Black-billed Gulls Larus bulleri nesting in seven colonies in braided rivers in New Zealand were stud led in 1990. These habitats are subject to frequent floods following heavy rain or snow melts. While a colony contained only incubating birds, the gulls nested close together (mean nearest neighbour distance 45-80 cm in six colonies) but once chicks began to hatch and to wander into nearby territories, families required more space. Parents and families moved outside the original colony and, eventually, to the water's edge. Aggression levels were low for incubating birds, increased for parents with chicks still in the colony and decreased when parents with their chicks moved to the water's edge. Parents with territories at the water's edge benefitted from increased space, lower aggression rates, and decreased food piracy while they were feeding their chicks. For chicks, the advantages were decreased aggression from neighbours and the ability to escape to the water when a ground or aerial predator approached.
All Science Journal Classification (ASJC) codes

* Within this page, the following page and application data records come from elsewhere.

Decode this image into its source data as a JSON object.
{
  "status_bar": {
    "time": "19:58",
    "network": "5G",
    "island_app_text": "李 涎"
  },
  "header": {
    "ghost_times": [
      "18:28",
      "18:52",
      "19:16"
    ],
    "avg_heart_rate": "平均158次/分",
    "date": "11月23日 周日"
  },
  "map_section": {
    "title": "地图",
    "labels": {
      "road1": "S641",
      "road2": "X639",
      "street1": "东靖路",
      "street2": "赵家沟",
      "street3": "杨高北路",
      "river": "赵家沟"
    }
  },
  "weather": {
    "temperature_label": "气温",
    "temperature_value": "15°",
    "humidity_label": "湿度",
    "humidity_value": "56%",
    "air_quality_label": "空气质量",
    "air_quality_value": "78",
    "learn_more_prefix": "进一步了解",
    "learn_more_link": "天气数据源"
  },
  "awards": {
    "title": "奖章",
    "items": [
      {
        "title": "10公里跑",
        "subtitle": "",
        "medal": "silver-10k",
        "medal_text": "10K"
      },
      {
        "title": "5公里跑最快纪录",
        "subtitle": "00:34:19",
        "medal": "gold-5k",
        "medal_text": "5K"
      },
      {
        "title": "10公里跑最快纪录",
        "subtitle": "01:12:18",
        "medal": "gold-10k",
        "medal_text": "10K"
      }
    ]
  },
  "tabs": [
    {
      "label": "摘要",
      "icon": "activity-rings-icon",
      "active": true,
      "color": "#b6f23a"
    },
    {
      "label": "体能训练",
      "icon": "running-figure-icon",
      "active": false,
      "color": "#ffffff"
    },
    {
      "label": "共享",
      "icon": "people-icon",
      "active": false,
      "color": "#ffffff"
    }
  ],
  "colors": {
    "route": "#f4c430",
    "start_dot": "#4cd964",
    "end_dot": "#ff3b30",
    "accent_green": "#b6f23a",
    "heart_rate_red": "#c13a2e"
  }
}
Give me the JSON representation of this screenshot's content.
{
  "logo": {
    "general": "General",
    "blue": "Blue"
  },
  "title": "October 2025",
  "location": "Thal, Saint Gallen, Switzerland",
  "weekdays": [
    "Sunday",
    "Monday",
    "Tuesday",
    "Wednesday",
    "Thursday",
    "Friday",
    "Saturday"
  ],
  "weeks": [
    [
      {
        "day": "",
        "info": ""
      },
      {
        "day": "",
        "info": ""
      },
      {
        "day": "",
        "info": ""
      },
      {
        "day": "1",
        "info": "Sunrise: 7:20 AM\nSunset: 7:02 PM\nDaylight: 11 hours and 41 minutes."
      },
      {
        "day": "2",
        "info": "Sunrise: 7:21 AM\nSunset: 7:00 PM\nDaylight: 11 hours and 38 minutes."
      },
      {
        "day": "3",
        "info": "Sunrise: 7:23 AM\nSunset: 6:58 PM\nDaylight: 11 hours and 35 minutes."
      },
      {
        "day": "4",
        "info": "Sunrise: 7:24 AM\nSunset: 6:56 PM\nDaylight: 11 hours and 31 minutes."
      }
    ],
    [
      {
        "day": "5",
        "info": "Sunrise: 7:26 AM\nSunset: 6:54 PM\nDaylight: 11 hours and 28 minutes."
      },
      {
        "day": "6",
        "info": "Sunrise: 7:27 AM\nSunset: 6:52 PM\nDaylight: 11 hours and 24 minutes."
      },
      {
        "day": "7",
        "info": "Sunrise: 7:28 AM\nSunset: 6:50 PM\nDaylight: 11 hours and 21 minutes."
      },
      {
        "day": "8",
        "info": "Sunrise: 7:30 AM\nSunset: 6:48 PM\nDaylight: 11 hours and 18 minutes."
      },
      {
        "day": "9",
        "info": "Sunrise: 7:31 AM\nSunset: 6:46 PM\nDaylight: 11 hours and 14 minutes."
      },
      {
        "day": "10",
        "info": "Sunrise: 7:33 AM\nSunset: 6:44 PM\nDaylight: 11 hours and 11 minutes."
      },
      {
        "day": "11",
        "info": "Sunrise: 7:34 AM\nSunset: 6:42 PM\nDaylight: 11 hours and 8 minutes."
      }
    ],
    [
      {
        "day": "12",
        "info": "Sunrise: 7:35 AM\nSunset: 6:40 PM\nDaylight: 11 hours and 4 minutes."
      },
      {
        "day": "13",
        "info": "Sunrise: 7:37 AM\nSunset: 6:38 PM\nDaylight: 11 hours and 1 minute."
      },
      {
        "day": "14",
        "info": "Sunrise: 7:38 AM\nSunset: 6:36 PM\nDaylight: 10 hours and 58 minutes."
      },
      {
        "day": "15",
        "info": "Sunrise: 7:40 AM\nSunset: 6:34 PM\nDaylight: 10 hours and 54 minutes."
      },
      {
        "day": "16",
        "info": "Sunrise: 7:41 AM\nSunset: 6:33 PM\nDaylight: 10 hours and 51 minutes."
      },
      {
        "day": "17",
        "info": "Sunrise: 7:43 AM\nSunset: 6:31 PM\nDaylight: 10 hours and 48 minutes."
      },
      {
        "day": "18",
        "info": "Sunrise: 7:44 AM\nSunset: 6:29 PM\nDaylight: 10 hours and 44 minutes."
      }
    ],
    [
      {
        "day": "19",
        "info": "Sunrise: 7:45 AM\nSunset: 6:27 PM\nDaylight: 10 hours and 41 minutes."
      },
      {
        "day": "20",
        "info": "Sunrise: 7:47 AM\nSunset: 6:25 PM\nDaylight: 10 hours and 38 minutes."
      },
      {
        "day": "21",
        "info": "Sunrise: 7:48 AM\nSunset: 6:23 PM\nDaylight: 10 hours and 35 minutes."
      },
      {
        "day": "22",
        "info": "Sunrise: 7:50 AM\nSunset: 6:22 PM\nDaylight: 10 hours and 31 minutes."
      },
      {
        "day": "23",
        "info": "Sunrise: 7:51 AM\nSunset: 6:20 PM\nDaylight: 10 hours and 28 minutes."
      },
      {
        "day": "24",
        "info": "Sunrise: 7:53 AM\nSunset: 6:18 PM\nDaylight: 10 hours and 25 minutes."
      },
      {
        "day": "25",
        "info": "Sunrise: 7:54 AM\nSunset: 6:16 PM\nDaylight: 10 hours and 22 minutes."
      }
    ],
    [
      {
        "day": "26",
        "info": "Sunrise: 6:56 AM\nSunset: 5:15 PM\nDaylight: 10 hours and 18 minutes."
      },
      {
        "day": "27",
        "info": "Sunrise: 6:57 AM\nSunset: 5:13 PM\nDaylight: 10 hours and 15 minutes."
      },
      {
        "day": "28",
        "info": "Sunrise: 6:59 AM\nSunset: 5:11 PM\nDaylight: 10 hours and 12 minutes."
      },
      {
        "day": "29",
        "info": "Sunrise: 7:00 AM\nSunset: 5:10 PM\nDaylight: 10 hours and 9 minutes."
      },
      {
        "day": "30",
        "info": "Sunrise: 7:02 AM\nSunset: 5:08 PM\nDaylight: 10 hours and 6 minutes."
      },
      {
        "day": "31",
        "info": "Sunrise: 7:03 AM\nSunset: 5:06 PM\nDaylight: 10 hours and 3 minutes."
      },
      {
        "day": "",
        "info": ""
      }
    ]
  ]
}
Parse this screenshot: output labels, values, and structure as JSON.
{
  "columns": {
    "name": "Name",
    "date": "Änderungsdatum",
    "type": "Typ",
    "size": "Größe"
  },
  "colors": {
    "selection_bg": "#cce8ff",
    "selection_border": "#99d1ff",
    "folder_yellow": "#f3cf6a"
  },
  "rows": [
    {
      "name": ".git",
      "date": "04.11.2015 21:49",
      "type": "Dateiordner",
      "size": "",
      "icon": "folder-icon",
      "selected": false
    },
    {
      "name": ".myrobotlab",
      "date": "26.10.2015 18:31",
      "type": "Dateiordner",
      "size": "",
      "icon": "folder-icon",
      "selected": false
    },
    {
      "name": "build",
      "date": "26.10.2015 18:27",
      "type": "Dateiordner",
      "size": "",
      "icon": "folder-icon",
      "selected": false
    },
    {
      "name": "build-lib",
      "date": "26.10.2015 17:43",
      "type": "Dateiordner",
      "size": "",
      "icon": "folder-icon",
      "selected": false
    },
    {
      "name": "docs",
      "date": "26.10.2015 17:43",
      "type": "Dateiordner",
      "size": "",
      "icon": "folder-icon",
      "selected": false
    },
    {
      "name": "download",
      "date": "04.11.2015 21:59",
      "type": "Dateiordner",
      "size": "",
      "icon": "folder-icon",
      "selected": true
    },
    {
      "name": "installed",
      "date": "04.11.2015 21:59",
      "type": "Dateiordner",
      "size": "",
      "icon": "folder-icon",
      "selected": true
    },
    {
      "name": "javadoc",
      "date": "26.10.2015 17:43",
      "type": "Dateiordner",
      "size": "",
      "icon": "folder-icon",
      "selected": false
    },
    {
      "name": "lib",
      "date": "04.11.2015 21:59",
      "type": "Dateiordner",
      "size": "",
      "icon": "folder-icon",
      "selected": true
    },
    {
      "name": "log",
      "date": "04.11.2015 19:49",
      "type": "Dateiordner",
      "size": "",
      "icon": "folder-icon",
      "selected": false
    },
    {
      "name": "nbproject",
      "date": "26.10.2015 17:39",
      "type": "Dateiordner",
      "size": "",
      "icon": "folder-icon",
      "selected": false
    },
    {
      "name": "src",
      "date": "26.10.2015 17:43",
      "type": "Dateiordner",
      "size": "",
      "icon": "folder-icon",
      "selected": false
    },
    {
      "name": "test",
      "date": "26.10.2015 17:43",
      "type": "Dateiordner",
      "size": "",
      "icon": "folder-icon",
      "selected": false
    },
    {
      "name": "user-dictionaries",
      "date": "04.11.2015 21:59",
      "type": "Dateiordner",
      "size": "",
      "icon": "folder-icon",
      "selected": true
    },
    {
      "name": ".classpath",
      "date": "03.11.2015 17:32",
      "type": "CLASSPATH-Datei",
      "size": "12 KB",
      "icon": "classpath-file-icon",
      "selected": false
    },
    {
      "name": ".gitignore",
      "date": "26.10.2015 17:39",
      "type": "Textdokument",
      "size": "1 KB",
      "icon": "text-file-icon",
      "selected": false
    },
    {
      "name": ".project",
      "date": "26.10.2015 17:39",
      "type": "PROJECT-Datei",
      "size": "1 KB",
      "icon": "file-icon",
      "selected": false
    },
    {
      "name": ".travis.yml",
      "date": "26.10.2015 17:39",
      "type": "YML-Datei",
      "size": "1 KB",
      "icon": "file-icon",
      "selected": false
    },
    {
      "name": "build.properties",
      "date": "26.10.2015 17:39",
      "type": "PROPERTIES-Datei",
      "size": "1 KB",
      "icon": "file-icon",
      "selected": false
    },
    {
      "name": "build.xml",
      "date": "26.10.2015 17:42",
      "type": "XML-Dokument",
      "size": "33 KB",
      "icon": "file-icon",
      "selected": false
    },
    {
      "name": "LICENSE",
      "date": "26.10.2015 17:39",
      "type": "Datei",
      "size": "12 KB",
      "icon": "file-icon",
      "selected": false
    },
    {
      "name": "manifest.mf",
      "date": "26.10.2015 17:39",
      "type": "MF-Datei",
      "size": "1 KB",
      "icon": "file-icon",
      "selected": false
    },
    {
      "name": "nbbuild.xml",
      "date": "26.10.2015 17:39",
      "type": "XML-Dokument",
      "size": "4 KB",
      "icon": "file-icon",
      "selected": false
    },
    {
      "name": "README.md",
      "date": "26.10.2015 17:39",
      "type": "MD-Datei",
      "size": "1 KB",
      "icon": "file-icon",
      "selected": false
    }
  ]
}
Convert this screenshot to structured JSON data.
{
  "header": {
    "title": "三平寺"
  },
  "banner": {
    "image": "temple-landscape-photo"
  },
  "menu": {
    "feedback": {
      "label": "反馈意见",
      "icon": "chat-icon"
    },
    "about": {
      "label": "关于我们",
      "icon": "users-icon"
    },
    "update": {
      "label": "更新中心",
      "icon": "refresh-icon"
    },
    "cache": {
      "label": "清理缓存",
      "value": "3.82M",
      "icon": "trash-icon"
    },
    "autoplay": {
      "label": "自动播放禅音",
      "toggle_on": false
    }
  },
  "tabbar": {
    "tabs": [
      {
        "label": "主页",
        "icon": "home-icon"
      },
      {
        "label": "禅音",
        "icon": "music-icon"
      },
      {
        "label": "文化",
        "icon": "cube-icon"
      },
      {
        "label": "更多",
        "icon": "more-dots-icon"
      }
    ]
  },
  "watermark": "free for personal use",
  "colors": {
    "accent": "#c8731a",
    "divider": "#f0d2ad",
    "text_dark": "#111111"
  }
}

- Ecology, Evolution, Behavior and Systematics
- Animal Science and Zoology
- Nature and Landscape Conservation